**Exercise directions**
Give the number of lines in the entries below that hold "views", with no accompanying words.

**Material supplied**
===============

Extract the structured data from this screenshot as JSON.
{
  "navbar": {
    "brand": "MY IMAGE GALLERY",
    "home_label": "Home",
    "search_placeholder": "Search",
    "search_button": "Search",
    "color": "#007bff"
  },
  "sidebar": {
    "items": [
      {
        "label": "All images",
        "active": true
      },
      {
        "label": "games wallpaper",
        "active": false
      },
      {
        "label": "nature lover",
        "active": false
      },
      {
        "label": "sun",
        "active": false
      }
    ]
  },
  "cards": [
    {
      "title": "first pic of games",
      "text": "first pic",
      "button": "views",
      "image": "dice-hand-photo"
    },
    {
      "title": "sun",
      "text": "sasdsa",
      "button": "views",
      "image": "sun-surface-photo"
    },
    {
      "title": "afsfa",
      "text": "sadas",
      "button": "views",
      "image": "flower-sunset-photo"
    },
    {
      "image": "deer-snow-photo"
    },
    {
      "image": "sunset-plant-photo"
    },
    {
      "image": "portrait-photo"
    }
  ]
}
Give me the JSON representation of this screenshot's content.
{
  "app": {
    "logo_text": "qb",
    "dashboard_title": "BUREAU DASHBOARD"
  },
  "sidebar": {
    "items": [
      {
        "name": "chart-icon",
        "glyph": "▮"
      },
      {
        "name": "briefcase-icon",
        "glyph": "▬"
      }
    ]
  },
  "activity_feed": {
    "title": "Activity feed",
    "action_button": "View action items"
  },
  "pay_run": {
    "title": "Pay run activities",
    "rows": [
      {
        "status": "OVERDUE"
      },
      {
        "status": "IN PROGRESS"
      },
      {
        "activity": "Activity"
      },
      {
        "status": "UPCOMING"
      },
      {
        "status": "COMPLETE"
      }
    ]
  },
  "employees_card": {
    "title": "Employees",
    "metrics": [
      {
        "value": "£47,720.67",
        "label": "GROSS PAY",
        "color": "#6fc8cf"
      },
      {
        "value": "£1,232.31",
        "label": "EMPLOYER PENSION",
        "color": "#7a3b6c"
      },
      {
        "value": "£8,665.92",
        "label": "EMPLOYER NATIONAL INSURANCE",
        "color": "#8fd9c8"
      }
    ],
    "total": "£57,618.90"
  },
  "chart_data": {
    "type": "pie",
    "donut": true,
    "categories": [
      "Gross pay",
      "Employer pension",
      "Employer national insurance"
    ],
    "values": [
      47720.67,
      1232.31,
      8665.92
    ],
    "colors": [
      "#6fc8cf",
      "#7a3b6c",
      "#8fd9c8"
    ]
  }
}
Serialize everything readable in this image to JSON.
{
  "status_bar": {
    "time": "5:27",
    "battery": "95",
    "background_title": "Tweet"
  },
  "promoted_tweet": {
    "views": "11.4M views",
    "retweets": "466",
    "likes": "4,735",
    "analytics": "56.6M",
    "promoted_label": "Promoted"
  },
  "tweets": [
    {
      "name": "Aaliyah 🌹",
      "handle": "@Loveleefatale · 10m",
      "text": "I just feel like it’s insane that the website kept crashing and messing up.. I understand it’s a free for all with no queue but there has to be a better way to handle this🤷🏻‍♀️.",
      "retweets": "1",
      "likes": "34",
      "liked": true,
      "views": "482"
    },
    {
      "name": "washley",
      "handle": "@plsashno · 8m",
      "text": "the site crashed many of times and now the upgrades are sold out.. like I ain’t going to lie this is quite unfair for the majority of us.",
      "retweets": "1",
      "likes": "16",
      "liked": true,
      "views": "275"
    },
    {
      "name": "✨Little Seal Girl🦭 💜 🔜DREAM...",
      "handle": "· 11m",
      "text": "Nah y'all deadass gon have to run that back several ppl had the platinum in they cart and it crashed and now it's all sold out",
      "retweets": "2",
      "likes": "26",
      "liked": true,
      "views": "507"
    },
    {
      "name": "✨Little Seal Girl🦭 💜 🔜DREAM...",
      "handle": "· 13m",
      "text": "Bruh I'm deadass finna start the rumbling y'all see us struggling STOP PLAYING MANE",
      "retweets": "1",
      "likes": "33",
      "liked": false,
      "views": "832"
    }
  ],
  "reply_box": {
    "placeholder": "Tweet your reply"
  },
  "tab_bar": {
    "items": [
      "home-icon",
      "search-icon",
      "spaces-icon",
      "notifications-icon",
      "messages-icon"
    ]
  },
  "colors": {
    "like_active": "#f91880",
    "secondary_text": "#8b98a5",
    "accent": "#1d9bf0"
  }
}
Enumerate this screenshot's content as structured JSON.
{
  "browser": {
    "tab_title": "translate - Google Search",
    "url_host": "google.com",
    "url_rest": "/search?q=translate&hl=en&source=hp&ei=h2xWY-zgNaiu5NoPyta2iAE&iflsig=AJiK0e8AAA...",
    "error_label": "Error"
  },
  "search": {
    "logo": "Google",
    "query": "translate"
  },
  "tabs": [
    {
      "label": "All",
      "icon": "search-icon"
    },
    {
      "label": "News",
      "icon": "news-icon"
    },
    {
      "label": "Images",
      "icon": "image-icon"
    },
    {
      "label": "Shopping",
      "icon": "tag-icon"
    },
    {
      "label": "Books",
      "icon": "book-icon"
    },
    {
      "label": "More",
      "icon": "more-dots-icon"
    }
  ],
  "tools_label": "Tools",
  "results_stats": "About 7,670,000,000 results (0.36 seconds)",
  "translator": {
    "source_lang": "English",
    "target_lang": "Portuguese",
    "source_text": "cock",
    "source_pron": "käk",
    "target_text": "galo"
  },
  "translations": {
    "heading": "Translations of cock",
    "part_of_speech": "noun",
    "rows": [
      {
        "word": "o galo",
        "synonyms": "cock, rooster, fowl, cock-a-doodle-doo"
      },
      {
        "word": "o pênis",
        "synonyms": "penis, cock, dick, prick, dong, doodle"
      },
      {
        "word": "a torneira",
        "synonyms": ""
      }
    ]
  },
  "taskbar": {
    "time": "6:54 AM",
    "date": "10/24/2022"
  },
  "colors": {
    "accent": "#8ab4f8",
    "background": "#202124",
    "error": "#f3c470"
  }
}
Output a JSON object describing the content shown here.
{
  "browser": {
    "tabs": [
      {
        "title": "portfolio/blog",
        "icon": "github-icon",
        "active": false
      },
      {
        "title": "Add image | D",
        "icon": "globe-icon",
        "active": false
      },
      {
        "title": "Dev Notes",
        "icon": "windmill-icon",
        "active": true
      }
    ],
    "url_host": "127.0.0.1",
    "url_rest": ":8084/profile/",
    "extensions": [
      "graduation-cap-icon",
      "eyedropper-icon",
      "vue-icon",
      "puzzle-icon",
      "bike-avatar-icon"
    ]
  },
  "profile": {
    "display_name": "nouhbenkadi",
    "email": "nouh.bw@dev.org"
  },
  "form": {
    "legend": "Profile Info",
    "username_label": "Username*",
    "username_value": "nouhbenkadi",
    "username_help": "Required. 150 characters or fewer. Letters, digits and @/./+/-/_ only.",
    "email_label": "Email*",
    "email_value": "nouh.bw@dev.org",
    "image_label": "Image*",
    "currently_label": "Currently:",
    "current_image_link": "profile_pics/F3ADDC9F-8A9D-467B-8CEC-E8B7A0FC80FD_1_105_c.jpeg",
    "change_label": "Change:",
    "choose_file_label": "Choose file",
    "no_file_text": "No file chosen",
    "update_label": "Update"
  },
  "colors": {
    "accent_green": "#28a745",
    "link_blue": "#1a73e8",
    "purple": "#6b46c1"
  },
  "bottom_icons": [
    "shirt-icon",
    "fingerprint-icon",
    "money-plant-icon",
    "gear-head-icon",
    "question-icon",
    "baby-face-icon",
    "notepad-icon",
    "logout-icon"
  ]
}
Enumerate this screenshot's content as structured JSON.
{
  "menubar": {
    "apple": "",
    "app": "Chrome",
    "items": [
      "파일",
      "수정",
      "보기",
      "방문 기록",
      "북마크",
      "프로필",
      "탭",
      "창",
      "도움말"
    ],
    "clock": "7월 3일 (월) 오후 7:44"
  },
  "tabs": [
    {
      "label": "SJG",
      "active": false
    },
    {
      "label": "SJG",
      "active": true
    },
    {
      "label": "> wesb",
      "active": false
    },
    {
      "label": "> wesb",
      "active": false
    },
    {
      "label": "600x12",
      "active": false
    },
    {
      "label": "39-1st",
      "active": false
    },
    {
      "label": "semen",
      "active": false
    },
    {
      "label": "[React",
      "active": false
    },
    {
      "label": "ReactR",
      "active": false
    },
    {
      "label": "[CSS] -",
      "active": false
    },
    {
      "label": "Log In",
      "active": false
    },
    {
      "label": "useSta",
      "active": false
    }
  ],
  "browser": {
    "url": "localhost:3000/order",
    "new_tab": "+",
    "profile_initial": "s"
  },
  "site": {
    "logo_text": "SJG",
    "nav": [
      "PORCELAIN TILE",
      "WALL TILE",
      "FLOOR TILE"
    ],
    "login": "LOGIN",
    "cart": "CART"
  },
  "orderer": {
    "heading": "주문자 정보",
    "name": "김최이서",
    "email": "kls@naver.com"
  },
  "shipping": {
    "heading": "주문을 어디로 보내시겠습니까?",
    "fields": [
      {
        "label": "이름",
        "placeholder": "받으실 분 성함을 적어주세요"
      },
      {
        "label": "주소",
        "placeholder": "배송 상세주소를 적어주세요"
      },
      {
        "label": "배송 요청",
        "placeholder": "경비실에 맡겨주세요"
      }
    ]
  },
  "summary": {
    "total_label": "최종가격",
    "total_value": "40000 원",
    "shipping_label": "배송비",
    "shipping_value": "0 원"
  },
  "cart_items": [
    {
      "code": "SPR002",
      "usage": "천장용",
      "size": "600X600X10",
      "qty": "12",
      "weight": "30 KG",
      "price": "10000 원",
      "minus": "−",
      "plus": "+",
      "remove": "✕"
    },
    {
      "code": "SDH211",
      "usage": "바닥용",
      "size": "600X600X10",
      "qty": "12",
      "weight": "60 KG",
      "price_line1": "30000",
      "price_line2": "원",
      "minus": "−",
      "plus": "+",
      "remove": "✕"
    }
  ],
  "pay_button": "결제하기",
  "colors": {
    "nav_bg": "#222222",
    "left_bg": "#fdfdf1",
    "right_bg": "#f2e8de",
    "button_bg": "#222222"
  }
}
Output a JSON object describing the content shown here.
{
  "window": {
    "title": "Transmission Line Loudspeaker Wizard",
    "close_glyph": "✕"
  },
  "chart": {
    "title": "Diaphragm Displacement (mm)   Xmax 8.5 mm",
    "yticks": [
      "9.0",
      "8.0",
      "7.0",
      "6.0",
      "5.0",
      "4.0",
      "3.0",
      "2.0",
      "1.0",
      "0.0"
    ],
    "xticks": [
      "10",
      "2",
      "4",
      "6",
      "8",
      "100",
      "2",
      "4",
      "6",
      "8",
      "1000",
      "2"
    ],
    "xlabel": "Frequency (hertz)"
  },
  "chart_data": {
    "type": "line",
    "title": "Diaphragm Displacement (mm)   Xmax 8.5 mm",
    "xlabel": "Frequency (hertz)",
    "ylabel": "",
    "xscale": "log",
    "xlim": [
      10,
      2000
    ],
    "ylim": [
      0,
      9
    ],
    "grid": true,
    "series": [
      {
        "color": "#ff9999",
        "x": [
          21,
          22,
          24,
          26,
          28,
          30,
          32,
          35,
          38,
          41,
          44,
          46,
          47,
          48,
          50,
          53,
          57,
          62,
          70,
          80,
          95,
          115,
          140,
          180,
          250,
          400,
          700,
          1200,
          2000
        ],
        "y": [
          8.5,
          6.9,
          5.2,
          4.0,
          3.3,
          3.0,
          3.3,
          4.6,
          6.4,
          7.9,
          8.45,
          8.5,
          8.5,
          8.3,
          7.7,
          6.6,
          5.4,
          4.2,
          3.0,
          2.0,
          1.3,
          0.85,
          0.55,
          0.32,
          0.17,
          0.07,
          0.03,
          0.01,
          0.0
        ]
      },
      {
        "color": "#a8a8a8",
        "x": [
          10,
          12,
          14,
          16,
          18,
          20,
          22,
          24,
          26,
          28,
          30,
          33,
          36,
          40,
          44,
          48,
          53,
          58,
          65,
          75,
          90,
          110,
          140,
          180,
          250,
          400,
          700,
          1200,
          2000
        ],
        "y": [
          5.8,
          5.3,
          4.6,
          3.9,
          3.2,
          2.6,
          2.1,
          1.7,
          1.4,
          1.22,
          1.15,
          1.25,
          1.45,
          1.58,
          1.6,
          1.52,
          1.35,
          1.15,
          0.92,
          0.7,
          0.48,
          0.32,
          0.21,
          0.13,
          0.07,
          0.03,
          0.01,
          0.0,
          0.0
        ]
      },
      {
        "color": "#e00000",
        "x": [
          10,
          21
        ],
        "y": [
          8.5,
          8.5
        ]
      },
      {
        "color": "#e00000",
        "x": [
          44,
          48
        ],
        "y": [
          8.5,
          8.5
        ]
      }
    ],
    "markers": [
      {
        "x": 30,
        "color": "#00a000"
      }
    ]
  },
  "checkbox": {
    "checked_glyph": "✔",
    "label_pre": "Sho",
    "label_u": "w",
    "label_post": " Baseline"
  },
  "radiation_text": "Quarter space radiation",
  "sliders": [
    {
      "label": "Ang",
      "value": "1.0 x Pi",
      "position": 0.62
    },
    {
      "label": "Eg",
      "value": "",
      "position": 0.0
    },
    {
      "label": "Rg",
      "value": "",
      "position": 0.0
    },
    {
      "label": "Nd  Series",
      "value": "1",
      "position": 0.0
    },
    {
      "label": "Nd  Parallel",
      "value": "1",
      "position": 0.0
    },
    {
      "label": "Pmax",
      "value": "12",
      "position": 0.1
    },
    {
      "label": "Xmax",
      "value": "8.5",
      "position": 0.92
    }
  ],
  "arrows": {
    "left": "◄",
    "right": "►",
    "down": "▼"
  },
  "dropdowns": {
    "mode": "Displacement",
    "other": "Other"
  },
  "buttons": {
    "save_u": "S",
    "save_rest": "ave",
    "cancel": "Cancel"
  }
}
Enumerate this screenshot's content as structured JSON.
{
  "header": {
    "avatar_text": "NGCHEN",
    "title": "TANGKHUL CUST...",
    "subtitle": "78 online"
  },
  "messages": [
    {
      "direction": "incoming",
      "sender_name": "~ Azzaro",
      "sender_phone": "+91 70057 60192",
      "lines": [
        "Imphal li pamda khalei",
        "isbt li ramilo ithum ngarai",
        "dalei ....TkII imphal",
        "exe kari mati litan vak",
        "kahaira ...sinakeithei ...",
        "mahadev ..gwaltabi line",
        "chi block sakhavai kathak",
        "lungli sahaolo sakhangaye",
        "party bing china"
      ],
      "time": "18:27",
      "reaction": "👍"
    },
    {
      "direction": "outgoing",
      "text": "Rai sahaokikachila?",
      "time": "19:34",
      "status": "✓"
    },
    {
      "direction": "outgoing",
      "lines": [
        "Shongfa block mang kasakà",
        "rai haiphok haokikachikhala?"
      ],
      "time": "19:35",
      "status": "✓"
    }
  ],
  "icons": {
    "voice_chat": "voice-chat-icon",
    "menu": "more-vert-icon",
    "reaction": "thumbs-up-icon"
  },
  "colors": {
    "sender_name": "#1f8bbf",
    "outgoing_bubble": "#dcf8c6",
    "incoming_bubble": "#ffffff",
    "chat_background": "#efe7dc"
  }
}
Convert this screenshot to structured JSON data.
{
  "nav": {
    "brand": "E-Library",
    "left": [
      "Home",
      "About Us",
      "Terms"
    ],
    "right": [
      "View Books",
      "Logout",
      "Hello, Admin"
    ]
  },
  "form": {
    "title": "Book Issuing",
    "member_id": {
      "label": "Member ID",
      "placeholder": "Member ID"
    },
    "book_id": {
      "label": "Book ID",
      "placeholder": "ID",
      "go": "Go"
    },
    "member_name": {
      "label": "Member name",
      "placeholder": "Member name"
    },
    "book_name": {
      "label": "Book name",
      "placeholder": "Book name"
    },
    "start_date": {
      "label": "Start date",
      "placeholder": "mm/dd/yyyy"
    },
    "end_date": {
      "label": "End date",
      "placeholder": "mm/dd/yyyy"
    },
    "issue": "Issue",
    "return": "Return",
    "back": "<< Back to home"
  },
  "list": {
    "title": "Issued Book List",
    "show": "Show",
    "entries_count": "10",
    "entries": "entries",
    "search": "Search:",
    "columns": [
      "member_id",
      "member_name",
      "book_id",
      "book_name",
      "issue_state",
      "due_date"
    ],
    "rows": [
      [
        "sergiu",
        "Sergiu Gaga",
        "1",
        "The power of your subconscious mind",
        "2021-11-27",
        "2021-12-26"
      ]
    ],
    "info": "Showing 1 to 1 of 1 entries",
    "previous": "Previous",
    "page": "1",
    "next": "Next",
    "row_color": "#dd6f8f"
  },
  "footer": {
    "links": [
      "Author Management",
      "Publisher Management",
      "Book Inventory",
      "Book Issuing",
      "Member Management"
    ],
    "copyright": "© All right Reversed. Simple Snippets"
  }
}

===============

**The answer**
8